Woo, went away for a week and didn't have internet. Anyway, here is the long-awaited (by nobody) follow-up to the first part of my discussion of why I think the film The Adventures of Tintin works as an adaptation of the comics.
In brief, I would describe the appeal of the Tintin comics as being fun adventure stories, which, despite their violence, manage to convey a sense of idealism and innocence. They're not too serious, but they're exciting and action-packed.
The movie was that. Combining the plots from a few of the comics, mostly The Secret of the Unicorn and The Crab with the Golden Claws, it was a brilliant representation of the essence of the comics. The characters were played perfectly; Tintin, the young, fresh-faced and innocent do-good hero; Captain Haddock, the sad drunken mess who's occasionally able to pull himself together and be useful, and of course we all love him anyway because drunk people are funny; Thomson and Thompson, the determined idiots; seeing the movies was seeing all of these characters from my childhood get up and live. It was awesome. There were fangasms to be had by all.

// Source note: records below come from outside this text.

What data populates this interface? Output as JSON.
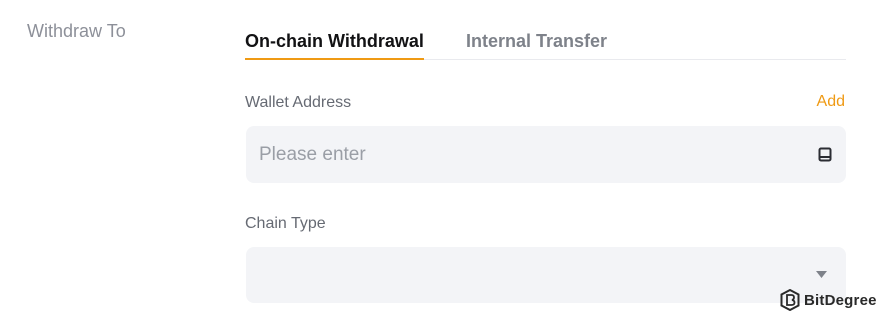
{
  "section": {
    "label": "Withdraw To"
  },
  "tabs": [
    {
      "label": "On-chain Withdrawal",
      "active": true
    },
    {
      "label": "Internal Transfer",
      "active": false
    }
  ],
  "wallet_address": {
    "label": "Wallet Address",
    "add_label": "Add",
    "placeholder": "Please enter",
    "value": "",
    "icon": "address-book-icon"
  },
  "chain_type": {
    "label": "Chain Type",
    "selected": "",
    "icon": "caret-down-icon"
  },
  "watermark": {
    "text": "BitDegree"
  },
  "colors": {
    "accent": "#ef9a14",
    "input_bg": "#f3f4f7",
    "muted_text": "#8d9099"
  }
}
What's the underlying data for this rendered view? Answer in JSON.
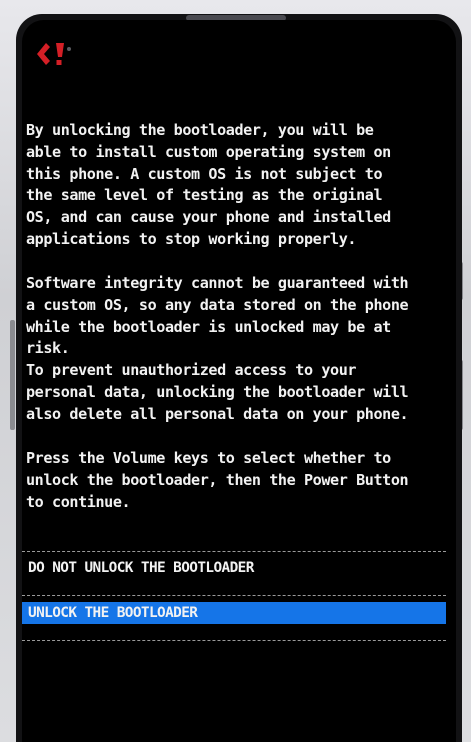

I was worried about the CGI at first. I mean, it looked pretty weird when I first saw pictures of it. However, it ended up working pretty well. In fact, I think it's about as close as you could come to reconciling the cartoony and the realistic without some serious nightmare fuel occurring. It managed to somehow both look natural when paired with the realistic backdrop and also capture the distinctive art style of the comics.
The story was fast-paced and fun. It combined the plot of The Crab with the Golden Claws, where Tintin meets Captain Haddock and busts a ring of opium smugglers, with the plot of The Secret of the Unicorn, where Tintin and Captain Haddock find model ships and end up finding a map to the Captain's ancestor's treasure trove. I might nitpick **spoilers for book and comic** that the movie rather ruined the twist ending of the sequel to SoTU- in the comics, a whole book is devoted to finding the three ships and getting the map, and then there's another where they get a ship and sail out to the coordinates on the parchment. At the end, they go home and then realize that the treasure was hidden in Marlinspike Hall the entire time. In the movie, they skip the sea voyage. It's unfortunate, but at the same time I understand that the movie had to have a happy ending and they didn't really have time to add in a whole nother book's worth of stuff.
I have a few minor nitpicks of this sort that aren't really nitpicks because I can see why they happened. For example, I feel like something was lost without Snowy's snarking, but I'm eternally grateful that he didn't talk in the movie, because what works in a comic might not work in a film and Snowy talking would have been pretty stupid.
One thing I thought was a bit dumb, though, was some of Captain Haddock's characterization. I mean, he was still his fabulous drunken asshole of a self, but what I'm talking about was his whole 'last of the Haddocks' thing. It just seemed a tad forced. Dramatic dialog is hard to pull off without sounding dumb, I guess.
Great movie, though. You can tell that the people working on it knew their Tintin. There were so many references to the comics snuck in there, I'm not even sure that I got them all. Some were actually fairly subtle.
Best part of the movie by far? The absolutely glorious chase scene at the climax of the movie. It was just one long pan, no cuts, incorporating car chasing, a falcon, lots of mayhem and a rather obscure shoutout to one of the comics that I just barely managed to catch. (Seriously, that movie is just one big easter egg hunt for fans.)
So, enough with the fangirling. Basically, perfect tone, perfect look, perfect adaptation. FC out.